SNOW HILL -- Worcester County received two small pieces of good news this week, at least from the County Commissioners’ perspective.
The first piece of good news that came to the commission was the revelation that the state will not force mandatory sprinkler systems into newly built county homes for several years.
“Basically it’s backed off now until 2015,” said Director of Development Review and Permitting Ed Tudor.
Last year, the commission had voted to exclude Worcester from a then-fresh state mandate that would have required all new residential homes to have expensive fire suppression sprinkler systems included. But a few months ago, the commissioners learned that Annapolis decided to make the systems mandatory regardless of whether local government had decided to opt out.
However, Tudor revealed Tuesday that the Maryland Department of Housing and Community Development’s interpreted the recent legislation that would have made sprinkler systems mandatory in such a way as to allow counties that previously opted out to continue to do so until the next code cycle in 2015.
“It’s one minor victory,” said Commission President Bud Church, who has been vocal in his dissatisfaction with state intrusion into local government this year.
The other piece of good news, while not a clear-cut a victory for the commission, is the Administrative, Executive, Legislative Review (AELR) committee will continue taking comments past its previous deadline in regards to controversial proposed septic regulations.
Earlier this month, the commissioners received word that Annapolis planned on handing down more stringent home septic regulations than previously anticipated.
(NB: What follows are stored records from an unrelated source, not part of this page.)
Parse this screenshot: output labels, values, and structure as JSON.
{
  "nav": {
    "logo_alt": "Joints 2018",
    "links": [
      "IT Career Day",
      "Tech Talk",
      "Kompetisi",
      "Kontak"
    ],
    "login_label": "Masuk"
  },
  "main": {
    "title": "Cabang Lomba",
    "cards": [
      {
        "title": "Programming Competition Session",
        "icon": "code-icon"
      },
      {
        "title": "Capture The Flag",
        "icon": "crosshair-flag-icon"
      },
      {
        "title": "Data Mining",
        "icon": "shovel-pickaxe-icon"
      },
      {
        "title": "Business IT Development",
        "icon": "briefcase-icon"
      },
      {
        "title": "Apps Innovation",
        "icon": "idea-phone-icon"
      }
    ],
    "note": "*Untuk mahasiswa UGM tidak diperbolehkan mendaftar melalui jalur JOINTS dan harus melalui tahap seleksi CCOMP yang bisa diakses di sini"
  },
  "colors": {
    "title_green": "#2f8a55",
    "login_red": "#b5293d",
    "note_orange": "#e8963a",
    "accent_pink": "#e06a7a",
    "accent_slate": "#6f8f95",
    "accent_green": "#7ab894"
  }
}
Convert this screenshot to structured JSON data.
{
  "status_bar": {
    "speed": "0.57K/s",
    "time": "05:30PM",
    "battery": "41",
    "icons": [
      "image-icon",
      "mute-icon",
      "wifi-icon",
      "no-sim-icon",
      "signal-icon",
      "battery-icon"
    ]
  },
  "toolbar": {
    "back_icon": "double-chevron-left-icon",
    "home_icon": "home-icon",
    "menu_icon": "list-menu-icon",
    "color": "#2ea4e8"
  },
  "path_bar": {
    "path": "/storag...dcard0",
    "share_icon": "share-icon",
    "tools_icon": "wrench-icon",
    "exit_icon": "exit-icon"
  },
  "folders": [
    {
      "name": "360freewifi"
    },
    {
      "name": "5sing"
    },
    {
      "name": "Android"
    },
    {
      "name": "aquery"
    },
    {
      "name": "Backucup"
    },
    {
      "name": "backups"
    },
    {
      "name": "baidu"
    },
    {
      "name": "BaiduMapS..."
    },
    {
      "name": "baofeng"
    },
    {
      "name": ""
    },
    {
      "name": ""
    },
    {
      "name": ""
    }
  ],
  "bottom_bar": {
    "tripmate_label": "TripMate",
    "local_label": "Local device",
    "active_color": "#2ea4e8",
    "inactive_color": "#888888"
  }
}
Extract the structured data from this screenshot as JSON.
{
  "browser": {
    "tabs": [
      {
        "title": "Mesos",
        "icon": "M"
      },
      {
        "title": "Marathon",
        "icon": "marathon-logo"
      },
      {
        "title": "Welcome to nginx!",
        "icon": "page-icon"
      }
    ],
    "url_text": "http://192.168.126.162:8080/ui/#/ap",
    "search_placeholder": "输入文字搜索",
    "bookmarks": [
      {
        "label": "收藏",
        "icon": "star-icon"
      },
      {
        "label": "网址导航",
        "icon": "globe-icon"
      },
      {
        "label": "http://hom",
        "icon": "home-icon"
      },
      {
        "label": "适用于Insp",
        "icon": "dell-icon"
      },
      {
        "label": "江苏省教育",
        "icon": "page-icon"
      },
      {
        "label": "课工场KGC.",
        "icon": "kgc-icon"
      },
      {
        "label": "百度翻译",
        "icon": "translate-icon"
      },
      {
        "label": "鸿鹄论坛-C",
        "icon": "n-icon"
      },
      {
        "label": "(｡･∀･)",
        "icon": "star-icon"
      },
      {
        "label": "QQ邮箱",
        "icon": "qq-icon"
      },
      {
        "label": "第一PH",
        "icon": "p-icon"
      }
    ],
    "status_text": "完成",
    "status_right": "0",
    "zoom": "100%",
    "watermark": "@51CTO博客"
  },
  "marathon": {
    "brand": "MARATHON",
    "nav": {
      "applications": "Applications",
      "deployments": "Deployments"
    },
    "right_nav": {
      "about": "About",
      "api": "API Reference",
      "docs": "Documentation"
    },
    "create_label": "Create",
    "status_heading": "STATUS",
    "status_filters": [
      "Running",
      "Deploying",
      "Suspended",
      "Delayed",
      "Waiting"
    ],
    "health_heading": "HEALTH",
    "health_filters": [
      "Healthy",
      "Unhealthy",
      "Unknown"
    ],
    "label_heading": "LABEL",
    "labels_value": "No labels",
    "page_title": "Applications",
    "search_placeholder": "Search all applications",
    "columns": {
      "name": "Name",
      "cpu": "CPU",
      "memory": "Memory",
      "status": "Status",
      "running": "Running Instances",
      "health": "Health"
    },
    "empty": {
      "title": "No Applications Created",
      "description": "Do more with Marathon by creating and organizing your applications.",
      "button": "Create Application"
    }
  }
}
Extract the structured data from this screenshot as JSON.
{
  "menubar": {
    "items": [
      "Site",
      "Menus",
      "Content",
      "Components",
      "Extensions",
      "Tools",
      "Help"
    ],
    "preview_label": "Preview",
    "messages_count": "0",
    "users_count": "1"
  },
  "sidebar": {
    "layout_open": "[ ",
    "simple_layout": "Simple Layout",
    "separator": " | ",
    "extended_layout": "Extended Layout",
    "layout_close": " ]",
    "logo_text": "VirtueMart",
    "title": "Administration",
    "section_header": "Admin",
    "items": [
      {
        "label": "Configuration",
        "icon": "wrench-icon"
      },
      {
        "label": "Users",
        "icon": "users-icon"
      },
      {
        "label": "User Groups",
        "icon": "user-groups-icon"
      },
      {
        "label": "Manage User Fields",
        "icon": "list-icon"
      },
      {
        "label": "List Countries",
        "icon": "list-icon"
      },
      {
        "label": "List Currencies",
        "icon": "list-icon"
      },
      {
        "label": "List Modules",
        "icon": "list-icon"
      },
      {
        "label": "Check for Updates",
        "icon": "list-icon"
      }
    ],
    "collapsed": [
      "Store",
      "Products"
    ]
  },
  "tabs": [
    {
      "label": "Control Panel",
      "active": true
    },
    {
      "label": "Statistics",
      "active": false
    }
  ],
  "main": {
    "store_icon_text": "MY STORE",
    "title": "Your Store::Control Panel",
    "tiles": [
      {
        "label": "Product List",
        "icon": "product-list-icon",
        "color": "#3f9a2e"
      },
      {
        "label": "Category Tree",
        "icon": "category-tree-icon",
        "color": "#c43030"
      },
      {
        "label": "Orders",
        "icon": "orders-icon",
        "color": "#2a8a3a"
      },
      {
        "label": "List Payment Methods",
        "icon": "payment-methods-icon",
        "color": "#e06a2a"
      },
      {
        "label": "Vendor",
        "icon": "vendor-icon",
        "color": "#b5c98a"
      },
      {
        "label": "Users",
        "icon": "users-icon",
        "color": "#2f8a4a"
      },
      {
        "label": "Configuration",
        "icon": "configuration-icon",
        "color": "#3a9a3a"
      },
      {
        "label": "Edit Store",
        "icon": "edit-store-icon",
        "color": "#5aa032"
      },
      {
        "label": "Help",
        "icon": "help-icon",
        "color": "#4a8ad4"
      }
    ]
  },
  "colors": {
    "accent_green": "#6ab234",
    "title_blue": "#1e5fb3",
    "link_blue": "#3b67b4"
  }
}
Those regulations would require an expensive initiative to install new septic systems using Best Available Technologies (BATs) in new residential structures in both critical and non-critical watershed areas.
While the commissioners all agreed that the goal of the regulations was positive, the expense, which would fall almost entirely on the county, was unrealistic and wrote a letter to the state to that effect. Commissioner Madison Bunting, along with many other state and county representatives, contributed comments to the first AELR committee hearing last week.
Bunting suggested that Worcester look into the legality of the proposed septic regulations while continuing to emphasize how unrealistic the county believes the costs would be.